WHAT IS EXPECTED - All of the records below need to be copied exactly.

◆ ◆ ◆ ◆ ◆ ◆ ◆

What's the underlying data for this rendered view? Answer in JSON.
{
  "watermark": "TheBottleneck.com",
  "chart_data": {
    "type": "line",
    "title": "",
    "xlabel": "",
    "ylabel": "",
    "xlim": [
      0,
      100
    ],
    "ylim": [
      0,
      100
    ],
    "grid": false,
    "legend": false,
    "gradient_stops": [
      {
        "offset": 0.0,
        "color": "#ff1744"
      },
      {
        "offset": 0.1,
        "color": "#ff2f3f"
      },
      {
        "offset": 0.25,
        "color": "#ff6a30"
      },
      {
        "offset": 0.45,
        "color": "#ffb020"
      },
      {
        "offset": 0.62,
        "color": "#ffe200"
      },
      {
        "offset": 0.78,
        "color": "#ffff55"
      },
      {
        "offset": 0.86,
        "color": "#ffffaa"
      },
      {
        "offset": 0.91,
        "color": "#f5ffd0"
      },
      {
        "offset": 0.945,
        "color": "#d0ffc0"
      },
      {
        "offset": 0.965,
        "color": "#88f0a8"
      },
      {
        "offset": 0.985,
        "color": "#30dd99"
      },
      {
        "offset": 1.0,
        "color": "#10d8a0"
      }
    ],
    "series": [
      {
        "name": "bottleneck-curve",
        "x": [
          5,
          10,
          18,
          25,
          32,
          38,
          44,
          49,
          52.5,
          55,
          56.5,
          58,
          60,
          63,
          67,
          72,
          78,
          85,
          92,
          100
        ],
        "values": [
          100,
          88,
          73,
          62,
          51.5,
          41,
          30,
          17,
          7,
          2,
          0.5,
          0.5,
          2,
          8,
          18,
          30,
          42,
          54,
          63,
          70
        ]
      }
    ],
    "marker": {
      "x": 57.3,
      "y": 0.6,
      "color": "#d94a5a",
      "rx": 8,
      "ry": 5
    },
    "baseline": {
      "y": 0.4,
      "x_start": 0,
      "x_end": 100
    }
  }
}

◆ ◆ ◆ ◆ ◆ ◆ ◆

RESPONSE BOX -
What's the underlying data for this rendered view? Answer in JSON.
{
  "watermark": "TheBottleneck.com",
  "chart_data": {
    "type": "line",
    "title": "",
    "xlabel": "",
    "ylabel": "",
    "xlim": [
      0,
      100
    ],
    "ylim": [
      0,
      100
    ],
    "grid": false,
    "legend": false,
    "gradient_stops": [
      {
        "offset": 0.0,
        "color": "#ff1744"
      },
      {
        "offset": 0.1,
        "color": "#ff2f3f"
      },
      {
        "offset": 0.25,
        "color": "#ff6a30"
      },
      {
        "offset": 0.45,
        "color": "#ffb020"
      },
      {
        "offset": 0.62,
        "color": "#ffe200"
      },
      {
        "offset": 0.78,
        "color": "#ffff55"
      },
      {
        "offset": 0.86,
        "color": "#ffffaa"
      },
      {
        "offset": 0.91,
        "color": "#f5ffd0"
      },
      {
        "offset": 0.945,
        "color": "#d0ffc0"
      },
      {
        "offset": 0.965,
        "color": "#88f0a8"
      },
      {
        "offset": 0.985,
        "color": "#30dd99"
      },
      {
        "offset": 1.0,
        "color": "#10d8a0"
      }
    ],
    "series": [
      {
        "name": "bottleneck-curve",
        "x": [
          5,
          10,
          18,
          25,
          32,
          38,
          44,
          49,
          52.5,
          55,
          56.5,
          58,
          60,
          63,
          67,
          72,
          78,
          85,
          92,
          100
        ],
        "values": [
          100,
          88,
          73,
          62,
          51.5,
          41,
          30,
          17,
          7,
          2,
          0.5,
          0.5,
          2,
          8,
          18,
          30,
          42,
          54,
          63,
          70
        ]
      }
    ],
    "marker": {
      "x": 57.3,
      "y": 0.6,
      "color": "#d94a5a",
      "rx": 8,
      "ry": 5
    },
    "baseline": {
      "y": 0.4,
      "x_start": 0,
      "x_end": 100
    }
  }
}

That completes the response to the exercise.